Enter into this candy-coated trip about modern food science via the life of a donut rodent who loves gettin’ massive air on his board and rippin’ radical solos on his axe.
Pretty American is an EP that brings back the simplicity of rock and roll. Guitar solos are plenty, but highly refined and well thought out. This is a record that reminds you of drinking with your buddies, hitting on girls, puking up mistakes, and moving forward. Always moving forward.
I have been in the Houston art scene for about twelve years now, shooting everything and everyone, working with major mags like Dazed and Confused and Bloodwars. The Life Of The Exotic is a ongoing project where I explore the lives of the night hawk and the wild child. Its a bit surreal but fun to exploit the habits of the modern misfit.

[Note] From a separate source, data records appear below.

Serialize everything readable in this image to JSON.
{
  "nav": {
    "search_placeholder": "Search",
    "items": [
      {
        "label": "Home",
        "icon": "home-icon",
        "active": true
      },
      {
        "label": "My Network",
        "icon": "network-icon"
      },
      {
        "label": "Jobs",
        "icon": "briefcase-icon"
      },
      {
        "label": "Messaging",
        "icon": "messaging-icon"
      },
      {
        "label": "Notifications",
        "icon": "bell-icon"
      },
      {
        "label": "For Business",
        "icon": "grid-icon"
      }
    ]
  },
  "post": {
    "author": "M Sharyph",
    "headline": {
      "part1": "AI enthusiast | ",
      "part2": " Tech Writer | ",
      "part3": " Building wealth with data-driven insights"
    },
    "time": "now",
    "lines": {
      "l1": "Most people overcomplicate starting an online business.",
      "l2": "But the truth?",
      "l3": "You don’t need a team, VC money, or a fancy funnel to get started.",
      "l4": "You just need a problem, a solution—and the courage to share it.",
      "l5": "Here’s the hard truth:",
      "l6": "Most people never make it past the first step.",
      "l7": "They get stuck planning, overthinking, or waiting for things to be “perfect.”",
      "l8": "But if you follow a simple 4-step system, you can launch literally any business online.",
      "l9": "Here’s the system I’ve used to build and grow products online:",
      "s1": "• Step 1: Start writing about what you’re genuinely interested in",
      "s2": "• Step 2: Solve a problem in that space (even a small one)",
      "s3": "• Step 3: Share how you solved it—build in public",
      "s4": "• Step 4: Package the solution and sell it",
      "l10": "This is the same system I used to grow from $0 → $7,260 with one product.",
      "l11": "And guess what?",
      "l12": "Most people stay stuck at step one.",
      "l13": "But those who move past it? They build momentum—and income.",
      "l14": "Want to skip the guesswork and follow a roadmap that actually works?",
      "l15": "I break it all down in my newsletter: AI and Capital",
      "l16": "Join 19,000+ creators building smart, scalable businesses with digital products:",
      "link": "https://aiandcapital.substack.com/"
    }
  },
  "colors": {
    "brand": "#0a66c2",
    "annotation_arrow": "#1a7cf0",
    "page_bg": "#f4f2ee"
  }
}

For a person with the musical history of ex-The Clash and Big Audio Dynamite frontman, Mick Jones, he is a very unassuming man. I meet him on a humid afternoon in West London as he and a team of helpers are madly trying to finish putting together the Mick Jones Rock n Roll Public Library — an exhibition of some 10,000 pieces of musical and pop culture memorabilia that Jones has been collecting since childhood. While I wait for my time to speak with the man, as he poses for a photo shoot with a London paper and finishes putting pieces of jewellery into a glass case in a room titled American Artefacts, his press officer relays to him: ‘Southampton University want to offer you an honorary doctorate.’ Jones’ response is: ‘Why would I want to do that? I haven’t done anything.’ But that’s far from the truth.
New Zealand-born, globe-trotting, communal-living, psych rockers, The Datsuns, have a new album, a relatively-new drummer and a new living set-up, so expect something fresh from the Anitpodean ex-pats. ‘The new record has a lot of different styles and influences’, says The Datsuns guitarist and vocalist, Christian. ‘When we were doing this record a great thing was that we could try different things that we hadn’t done in the past’, he says, thanks to the addition of new drummer, Ben, offering as an example: ‘The last track on the record is an eight minute psychedelic song; it was a pop song but we turned it psychedelic. We said to Ben ‘play psychedelic drums’ and he did. It was completely improvised. He enabled us to do anything we wanted to do’.